The US government has called on the Maldives to release former President Mohamed Nasheed, adding to a growing chorus of concern over the opposition leader’s re-imprisonment.
John Kirby, the US State Department spokesman, said the US is “disturbed” by Nasheed’s late-night transfer to prison from house arrest on Sunday.
“We renew our call on the Government of Maldives to release former President Nasheed, end politically motivated trials, and take steps to restore confidence in its commitment to democracy and the rule of law, including judicial independence, and to ensure fundamental rights are respected, including the freedom of speech, press, and peaceful assembly,” he said.
Nasheed was first transferred to house arrest on June 19. The three-day period was extended to eight weeks amidst talks for political reconciliation.
Lawyers said Nasheed’s 13-year jail term on a terrorism conviction was commuted to house arrest on July 19. But the government now denies authorizing the commutation.
When asked whether the US government planned to take any action such as “cutting off aids or holding aids,” Kirby said the US government will wait on the Maldivian governments next course of action and response.
He confirmed that US Assistant Secretary of State Nisha Biswal would not be visiting the Maldives in her trip to Sri Lanka this week.
Kirby expressed concern over Nasheed’s safety and well being in custody, noting his trial was “conducted in a manner contrary to Maldivian law and Maldives’ international obligations to provide the minimum fair trial guarantees and other protections under the International Covenant on Civil and Political Rights.”
He also urged the government to expedite pending cases against former Defense Minister Mohamed Nazim and the President of the Adhaalath Party Sheikh Imran Abdulla.
Nazim was sentenced to 11 years in jail on a weapons smuggling charge.

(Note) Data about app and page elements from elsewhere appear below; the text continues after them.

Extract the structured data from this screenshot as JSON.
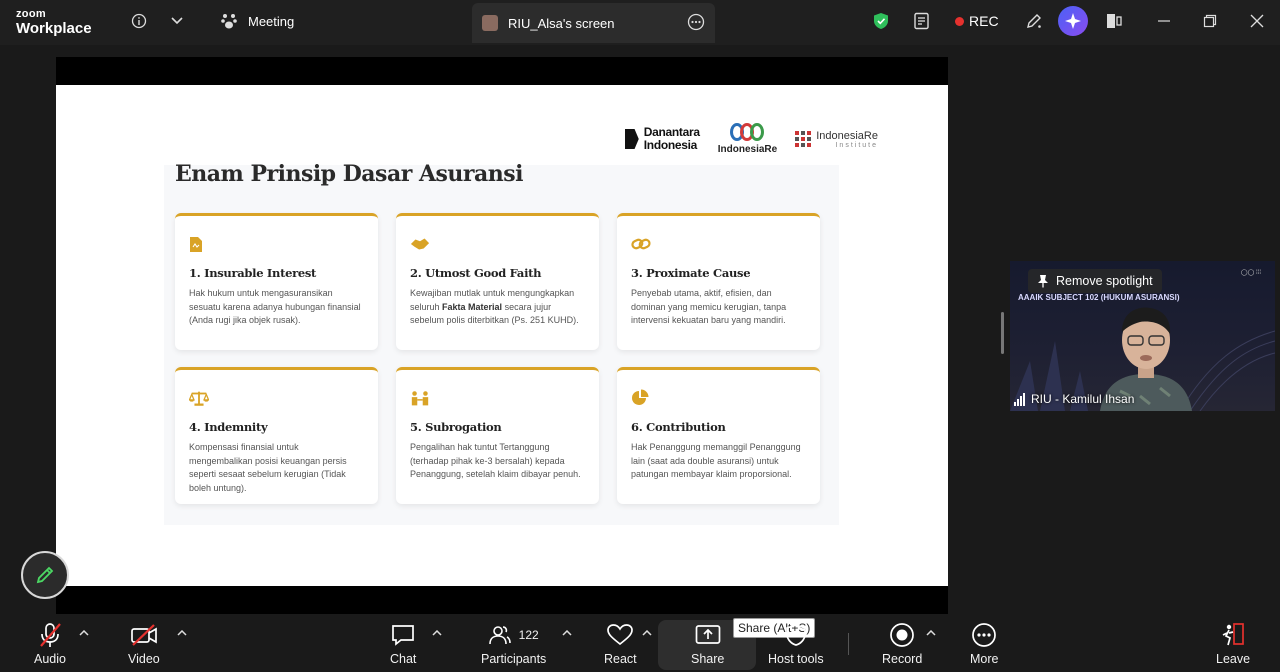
{
  "topbar": {
    "brand_top": "zoom",
    "brand_bottom": "Workplace",
    "meeting_tab": "Meeting",
    "screen_tab": "RIU_Alsa's screen",
    "rec_label": "REC",
    "icons": [
      "info-icon",
      "chevron-down-icon",
      "meeting-icon",
      "more-icon",
      "shield-icon",
      "notes-icon",
      "annotate-icon",
      "ai-companion-icon",
      "layout-icon",
      "minimize-icon",
      "maximize-icon",
      "close-icon"
    ]
  },
  "slide": {
    "title": "Enam Prinsip Dasar Asuransi",
    "logos": {
      "danantara_line1": "Danantara",
      "danantara_line2": "Indonesia",
      "indonesiare": "IndonesiaRe",
      "institute_main": "IndonesiaRe",
      "institute_sub": "Institute"
    },
    "cards": [
      {
        "title": "1. Insurable Interest",
        "icon": "document-icon",
        "text": "Hak hukum untuk mengasuransikan sesuatu karena adanya hubungan finansial (Anda rugi jika objek rusak).",
        "bold": ""
      },
      {
        "title": "2. Utmost Good Faith",
        "icon": "handshake-icon",
        "text_pre": "Kewajiban mutlak untuk mengungkapkan seluruh ",
        "bold": "Fakta Material",
        "text_post": " secara jujur sebelum polis diterbitkan (Ps. 251 KUHD)."
      },
      {
        "title": "3. Proximate Cause",
        "icon": "link-icon",
        "text": "Penyebab utama, aktif, efisien, dan dominan yang memicu kerugian, tanpa intervensi kekuatan baru yang mandiri.",
        "bold": ""
      },
      {
        "title": "4. Indemnity",
        "icon": "scale-icon",
        "text": "Kompensasi finansial untuk mengembalikan posisi keuangan persis seperti sesaat sebelum kerugian (Tidak boleh untung).",
        "bold": ""
      },
      {
        "title": "5. Subrogation",
        "icon": "people-icon",
        "text": "Pengalihan hak tuntut Tertanggung (terhadap pihak ke-3 bersalah) kepada Penanggung, setelah klaim dibayar penuh.",
        "bold": ""
      },
      {
        "title": "6. Contribution",
        "icon": "pie-icon",
        "text": "Hak Penanggung memanggil Penanggung lain (saat ada double asuransi) untuk patungan membayar klaim proporsional.",
        "bold": ""
      }
    ]
  },
  "video": {
    "spotlight_label": "Remove spotlight",
    "subject_text": "AAAIK SUBJECT 102 (HUKUM ASURANSI)",
    "participant_name": "RIU - Kamilul Ihsan"
  },
  "toolbar": {
    "audio": "Audio",
    "video": "Video",
    "chat": "Chat",
    "participants": "Participants",
    "participants_count": "122",
    "react": "React",
    "share": "Share",
    "share_tooltip": "Share (Alt+S)",
    "host_tools": "Host tools",
    "record": "Record",
    "more": "More",
    "leave": "Leave"
  },
  "colors": {
    "accent_gold": "#d9a326",
    "rec_red": "#e5312e",
    "mute_red": "#e5312e",
    "shield_green": "#2fbf5b"
  }
}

He maintains he was framed by rogue police officers on the orders of now Vice President Ahmed Adeeb.
His appeal has been stalled since mid-June.
Imran, meanwhile, is charged with terrorism. His trial has not proceeded beyond a first hearing in early June.

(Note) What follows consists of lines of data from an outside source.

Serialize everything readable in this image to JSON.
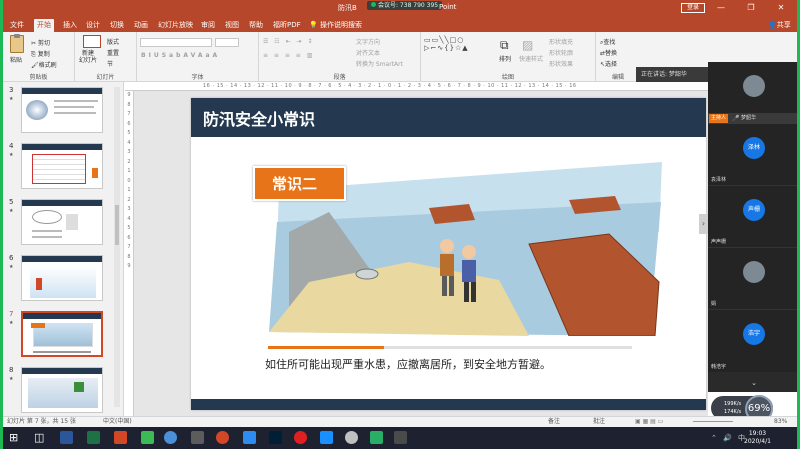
{
  "window": {
    "title": "防汛B",
    "title_suffix": "Point",
    "meeting_id": "会议号: 738 790 395",
    "signin_label": "登录",
    "min_glyph": "—",
    "restore_glyph": "❐",
    "close_glyph": "✕"
  },
  "tabs": [
    "文件",
    "开始",
    "插入",
    "设计",
    "切换",
    "动画",
    "幻灯片放映",
    "审阅",
    "视图",
    "帮助",
    "福昕PDF"
  ],
  "active_tab": "开始",
  "search_tip": "操作说明搜索",
  "share_label": "共享",
  "ribbon": {
    "clipboard": {
      "paste": "粘贴",
      "cut": "剪切",
      "copy": "复制",
      "format_painter": "格式刷",
      "label": "剪贴板"
    },
    "slides": {
      "new_slide": "新建\n幻灯片",
      "layout": "版式",
      "reset": "重置",
      "section": "节",
      "label": "幻灯片"
    },
    "font": {
      "label": "字体",
      "buttons": [
        "B",
        "I",
        "U",
        "S",
        "ab",
        "AV",
        "Aa",
        "A"
      ]
    },
    "paragraph": {
      "text_direction": "文字方向",
      "align_text": "对齐文本",
      "convert_smartart": "转换为 SmartArt",
      "label": "段落"
    },
    "drawing": {
      "arrange": "排列",
      "quick_styles": "快速样式",
      "fill": "形状填充",
      "outline": "形状轮廓",
      "effects": "形状效果",
      "label": "绘图"
    },
    "editing": {
      "find": "查找",
      "replace": "替换",
      "select": "选择",
      "label": "编辑"
    }
  },
  "thumbnails": [
    {
      "num": "3",
      "star": "★"
    },
    {
      "num": "4",
      "star": "★"
    },
    {
      "num": "5",
      "star": "★"
    },
    {
      "num": "6",
      "star": "★"
    },
    {
      "num": "7",
      "star": "★"
    },
    {
      "num": "8",
      "star": "★"
    }
  ],
  "ruler_h": "16 · 15 · 14 · 13 · 12 · 11 · 10 · 9 · 8 · 7 · 6 · 5 · 4 · 3 · 2 · 1 · 0 · 1 · 2 · 3 · 4 · 5 · 6 · 7 · 8 · 9 · 10 · 11 · 12 · 13 · 14 · 15 · 16",
  "slide": {
    "title": "防汛安全小常识",
    "tag": "常识二",
    "caption": "如住所可能出现严重水患，应撤离居所，到安全地方暂避。",
    "next_glyph": "›",
    "progress": 0.32
  },
  "meeting": {
    "speaking_label": "正在讲话: 梦韶华",
    "host_tag": "主持人",
    "host_name": "梦韶华",
    "participants": [
      {
        "avatar": "泽林",
        "name": "袁泽林",
        "photo": false
      },
      {
        "avatar": "声栅",
        "name": "声声栅",
        "photo": false
      },
      {
        "avatar": "",
        "name": "娟",
        "photo": true
      },
      {
        "avatar": "浩宇",
        "name": "韩浩宇",
        "photo": false
      }
    ],
    "collapse_glyph": "⌄"
  },
  "network": {
    "up": "199K/s",
    "down": "174K/s",
    "zoom": "69%"
  },
  "status": {
    "slide_info": "幻灯片 第 7 张，共 15 张",
    "language": "中文(中国)",
    "notes": "备注",
    "comments": "批注",
    "zoom": "83%"
  },
  "taskbar": {
    "time": "19:03",
    "date": "2020/4/1"
  },
  "colors": {
    "ppt_red": "#b7472a",
    "slide_navy": "#243950",
    "accent_orange": "#e8741a",
    "meeting_blue": "#1677e5"
  }
}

The UN High Commissioner for Human Rights Zeid Ra’ad Al Hussein has urged the government to consider Nasheed’s release. His re-imprisonment is a “serious set-back” to human rights in the Maldives.
World leaders including UK Prime Minister David Cameron, US Secretary of State John Kerry and prominent US, UK and EU parliamentarians have called for Nasheed’s release.

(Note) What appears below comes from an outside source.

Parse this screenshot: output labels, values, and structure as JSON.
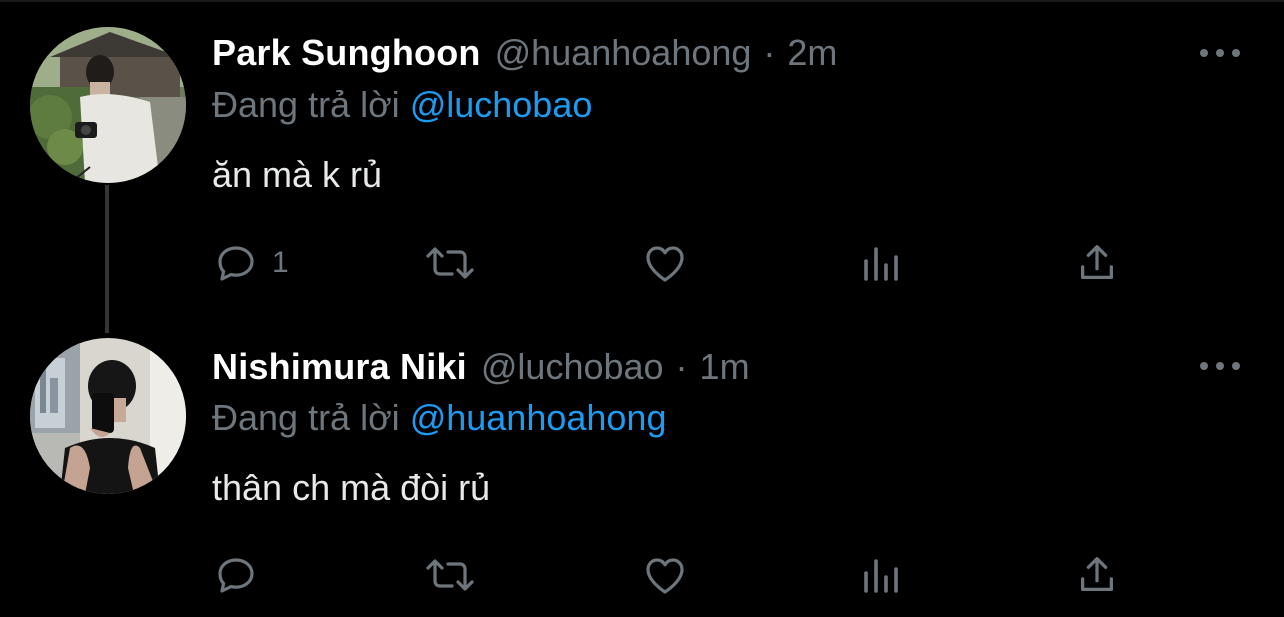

Nasheed’s Maldivian Democratic Party (MDP) has withdrawn from talks and is planning to restart street protests.